Those allegations were the first revealed by a prosecutor Friday night during a bond hearing for Conde, accused of fatally stabbing and beating his longtime boyfriend, 61-year-old Cleveland Guillot, a former Adler's jewelry store manager.
Orleans Parish Criminal District Court Magistrate Commisoner Brigid Collins set bond for Conde at $150,000.
Conde, 40, was booked Friday on a count of second-degree murder in Guillot's death after being released from University Medical Center, where he was hospitalized since being taken into custody.
Stephen Hebert, Conde's attorney, declined to speak about the case or the injuries that put his client in the hospital.
All Hebert would say is that Friday night's bond hearing was "the inception of a complicated matter" and there is more to the story than was included in court documents.
According to an arrest warrant, Conde and Guillot were in a relationship for "several" years. Neighbors who knew them previously told Eyewitness News that while they were known in the lower Quarter, they largely kept to themselves.
Why Conde allegedly killed Guillot remains a mystery, but when police finally burst into Guillot's home, they found blood "splattered" around the room.
Guillot was dead and covered in blood. A sharp object was found near his body, a prosecutor told the court.
The Orleans Parish coroner earlier this week said Guillot died from blunt trauma to his head and stab wounds.
Conde himself was wearing blood-soaked clothes, the warrant read. He spent the next three days in the hospital being treated for undisclosed injuries.
Hebert told Collins that he expected his client, who has lived in New Orleans for 14 years and has no known prior criminal record, to post bond in the coming days.
In asking Collins to set "a minimal bond" for Conde, Hebert cited the fact that his client spent more than three days in NOPD custody at the hospital without being put in front of a judge.
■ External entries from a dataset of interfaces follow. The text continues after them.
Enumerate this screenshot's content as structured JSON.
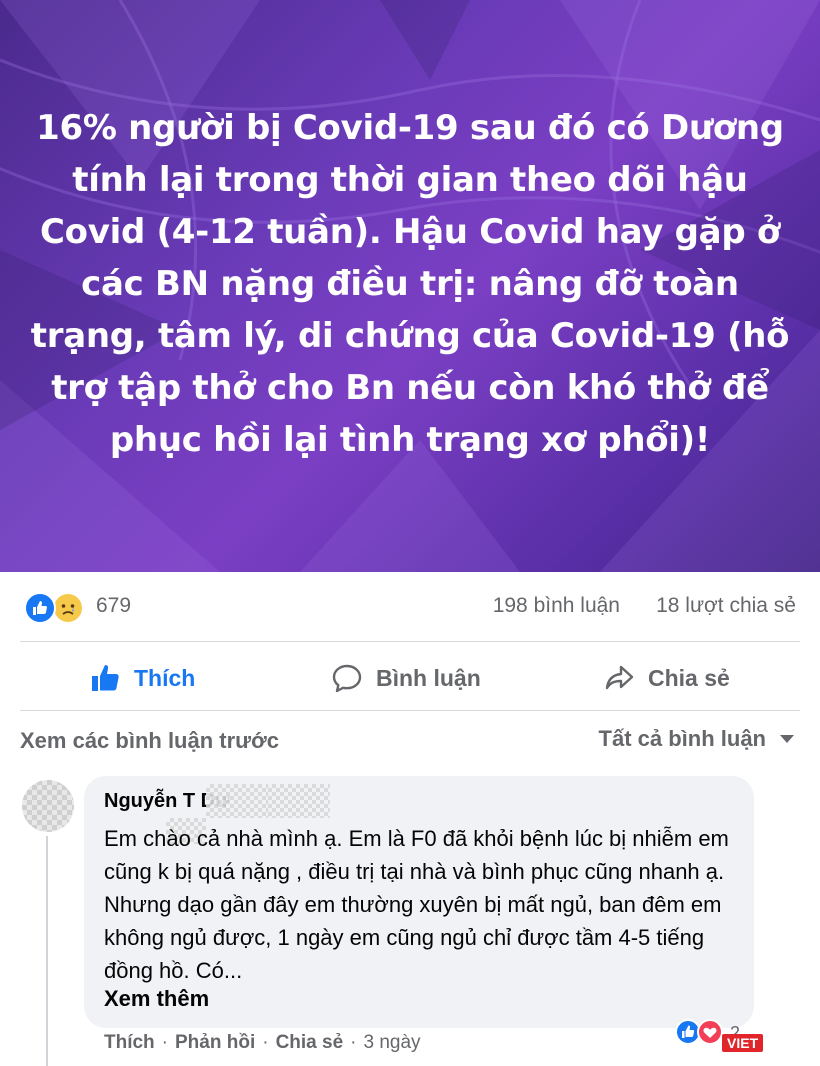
{
  "post": {
    "text": "16% người bị Covid-19 sau đó có Dương tính lại trong thời gian theo dõi hậu Covid (4-12 tuần). Hậu Covid hay gặp ở các BN nặng điều trị: nâng đỡ toàn trạng, tâm lý, di chứng của Covid-19 (hỗ trợ tập thở cho Bn nếu còn khó thở để phục hồi lại tình trạng xơ phổi)!",
    "background_colors": [
      "#4a2a8c",
      "#7b3fc4",
      "#3f2480"
    ]
  },
  "stats": {
    "reactions": [
      "like-icon",
      "sad-icon"
    ],
    "reaction_count": "679",
    "comments": "198 bình luận",
    "shares": "18 lượt chia sẻ"
  },
  "actions": {
    "like": "Thích",
    "comment": "Bình luận",
    "share": "Chia sẻ",
    "accent_color": "#1877f2"
  },
  "comments_header": {
    "previous": "Xem các bình luận trước",
    "filter": "Tất cả bình luận"
  },
  "comment": {
    "author": "Nguyễn T    Dư",
    "text": "Em chào cả nhà mình ạ. Em là F0 đã khỏi bệnh lúc bị nhiễm em cũng k bị quá nặng , điều trị tại nhà và bình phục cũng nhanh ạ. Nhưng dạo gần đây em thường xuyên bị mất ngủ, ban đêm em không ngủ được, 1 ngày em cũng ngủ chỉ được tầm 4-5 tiếng đồng hồ. Có...",
    "see_more": "Xem thêm",
    "like": "Thích",
    "reply": "Phản hồi",
    "share": "Chia sẻ",
    "time": "3 ngày",
    "separator": "·",
    "reaction_count": "2"
  },
  "watermark": "VIET"
}
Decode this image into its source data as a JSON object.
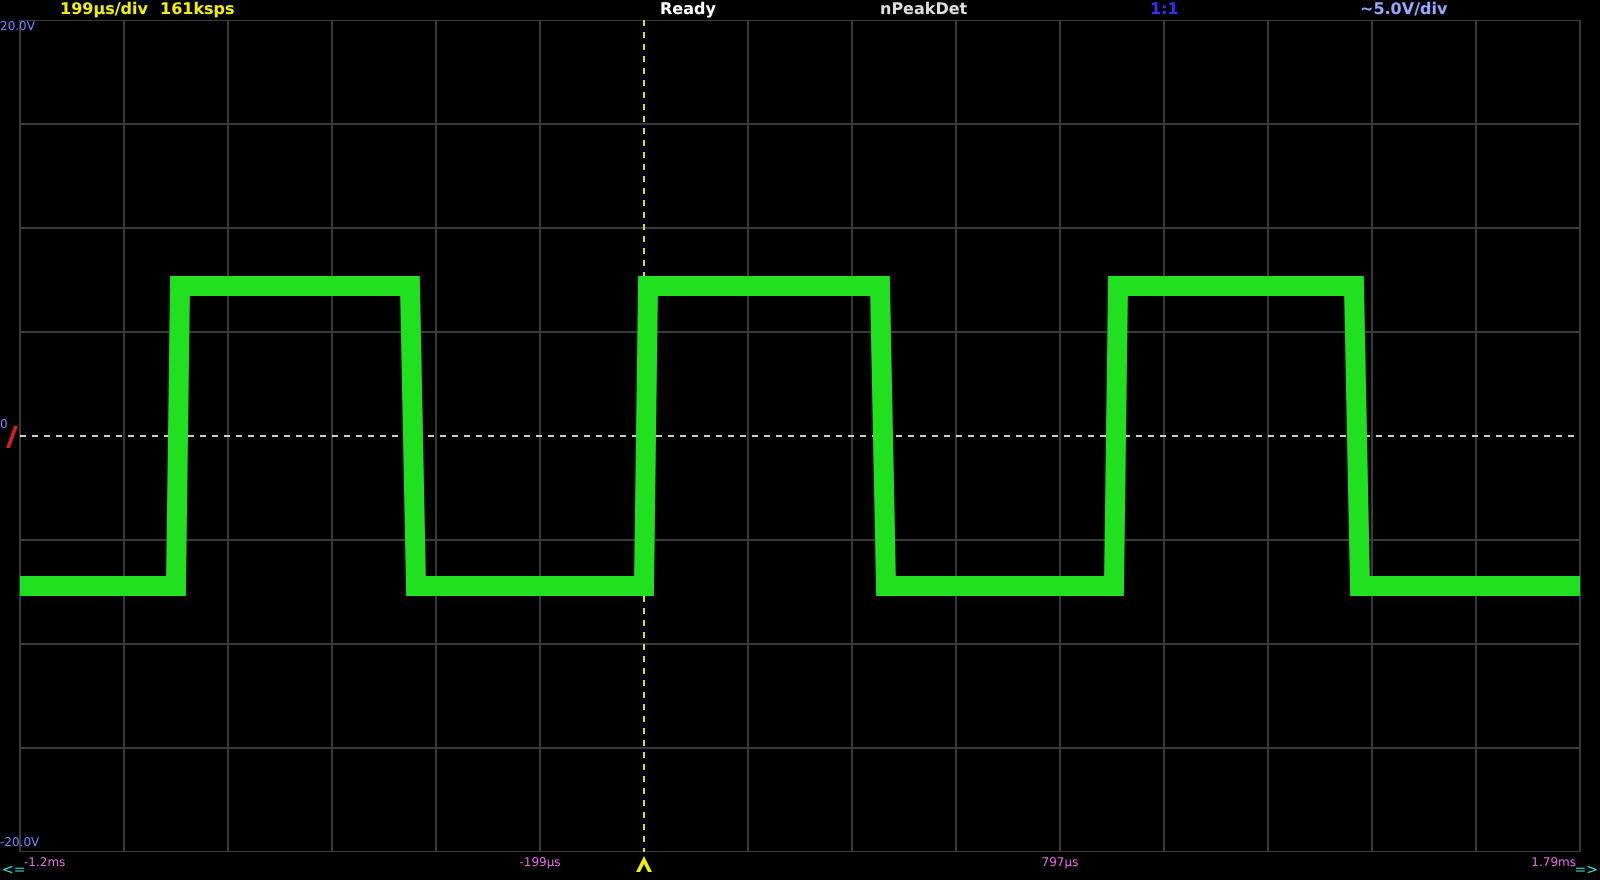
{
  "status_bar": {
    "timebase": "199µs/div",
    "sample_rate": "161ksps",
    "state": "Ready",
    "acquisition": "nPeakDet",
    "probe": "1:1",
    "vertical_scale": "~5.0V/div"
  },
  "plot": {
    "y_top_label": "20.0V",
    "y_bottom_label": "-20.0V",
    "zero_label": "0"
  },
  "time_axis": {
    "scroll_left": "<=",
    "labels": [
      "-1.2ms",
      "-199µs",
      "797µs",
      "1.79ms"
    ],
    "scroll_right": "=>"
  }
}
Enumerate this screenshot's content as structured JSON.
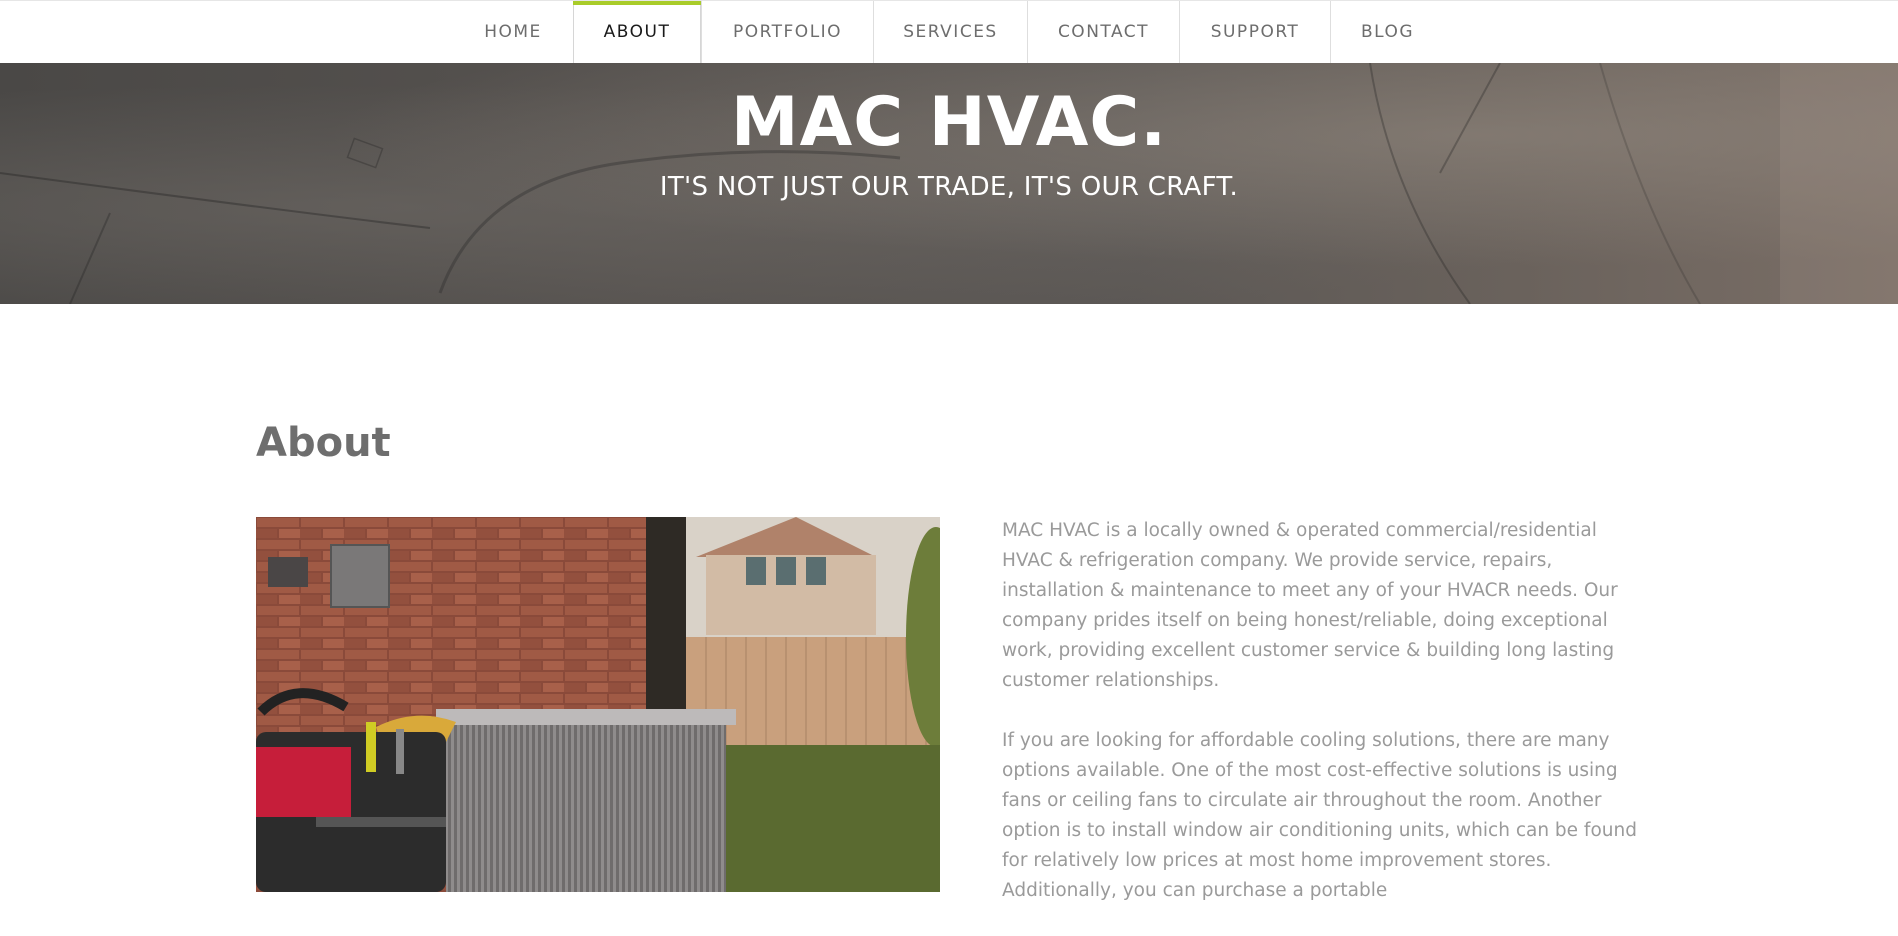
{
  "nav": {
    "items": [
      {
        "label": "HOME"
      },
      {
        "label": "ABOUT",
        "active": true
      },
      {
        "label": "PORTFOLIO"
      },
      {
        "label": "SERVICES"
      },
      {
        "label": "CONTACT"
      },
      {
        "label": "SUPPORT"
      },
      {
        "label": "BLOG"
      }
    ]
  },
  "hero": {
    "title": "MAC HVAC.",
    "subtitle": "IT'S NOT JUST OUR TRADE, IT'S OUR CRAFT."
  },
  "about": {
    "heading": "About",
    "paragraphs": [
      "MAC HVAC is a locally owned & operated commercial/residential HVAC & refrigeration company. We provide service, repairs, installation & maintenance to meet any of your HVACR needs. Our company prides itself on being honest/reliable, doing exceptional work, providing excellent customer service & building long lasting customer relationships.",
      "If you are looking for affordable cooling solutions, there are many options available. One of the most cost-effective solutions is using fans or ceiling fans to circulate air throughout the room. Another option is to install window air conditioning units, which can be found for relatively low prices at most home improvement stores. Additionally, you can purchase a portable"
    ]
  },
  "colors": {
    "accent": "#a9cc2a",
    "nav_text": "#6d6d6d",
    "heading": "#6e6e6e",
    "body_text": "#9a9a9a"
  }
}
Louisiana law requires that defendants be allowed to make their initial court appearance within 72 hours of being apprehended by police.
Collins ordered Conde to return to court the for drug testing the Monday following whenever he posts bond.
New Orleans Advocate staff writer Ramon Antonio Vargas contributed to this report.